Amy Schellenbaum
January 21, 2013
ChristinaLihan9.jpeg
ChristinaLihan9.jpeg

Photo via My Modern Met

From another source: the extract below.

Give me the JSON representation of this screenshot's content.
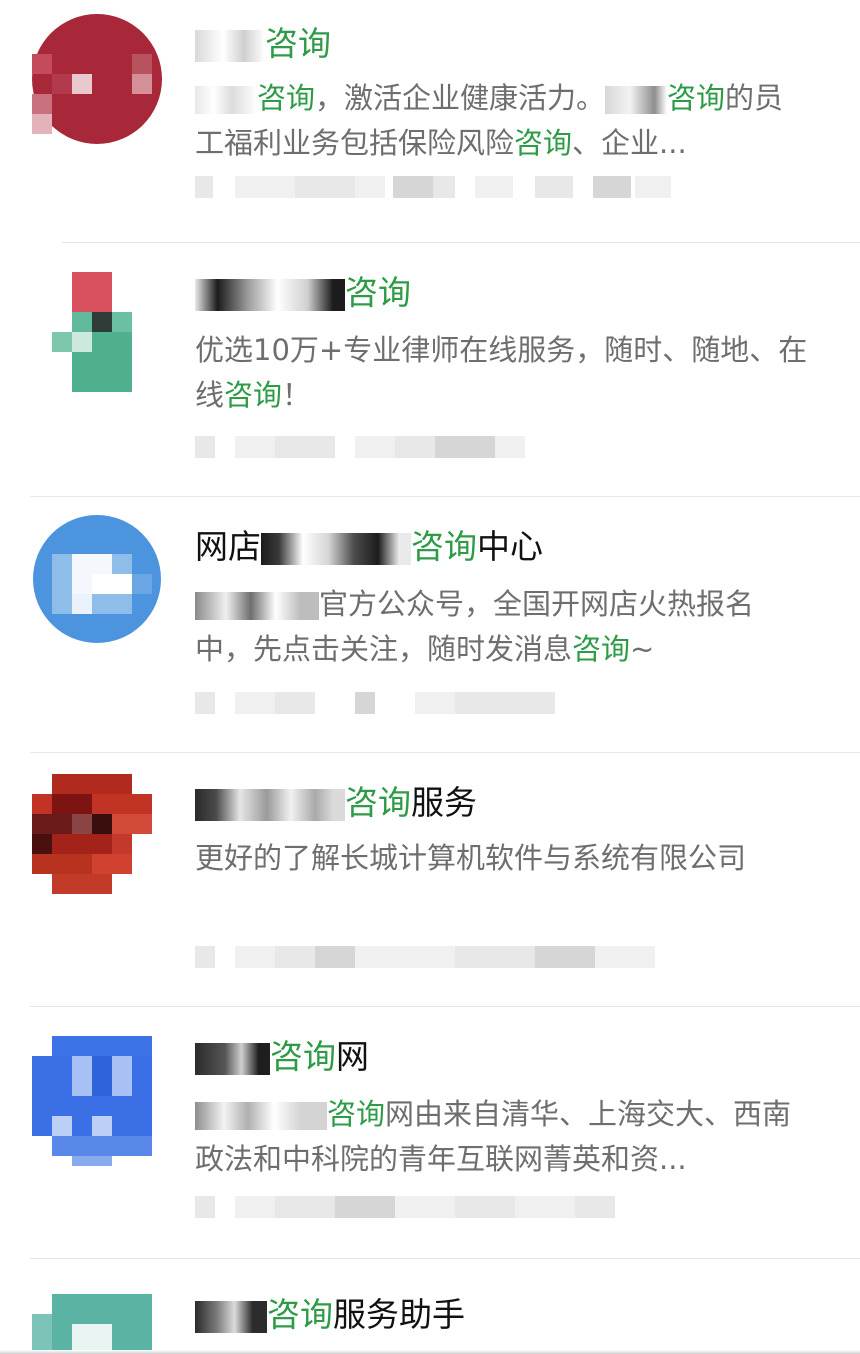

With a master's degree in architecture from Columbia, Christina Lihan has worked as an architect in London, Italy, and Paris; studied socialist housing in Czechoslovakia; and has lived in NYC, San Francisco, and South Florida. Despite the world tour, architecture got boring, and like many an artist, Lihan sought sanctuary from her day job. What she does now? Artful architectural reliefs hewn from layered, perfectly precise sheets of paper. Wielding an X-acto knife, Lihan carves up unpainted, heavy-stock watercolor paper, focusing on "the light in the different planes my cuts created," she writes. The result is paper art with incredible shadow and depth, which perhaps makes each piece more intricate than even the mind-blowing work of other paper-folding geniuses, and maybe even more time-consuming than life-sized paper architecture. Her projects—housed in shadowboxes and hung on the wall—range from two to six inches deep and take inspiration from every angle; she's crafted the Taj Mahal, NYC bridges, Chicago skyscrapers, and art deco hotels in South Beach (above). More below.

ChristinaLihan3.jpeg
ChristinaLihan3.jpeg

Photo via My Modern Met

A bit about the process: Lihan starts by sketching charcoal templates, then blows up each sketch and starts cutting: "I am constantly resizing the cut piece and going back and forth to get the perspective as accurate as I can," she writes.

christina-lihan-paper-architecture-sculptures.jpeg
christina-lihan-paper-architecture-sculptures.jpeg

Photo via My Modern Met

"I don't construct any pieces with a measured perspective, I just eyeball everything (quite the opposite from a trained architect's way of working!)"

ChristinaLihan6.jpeg
ChristinaLihan6.jpeg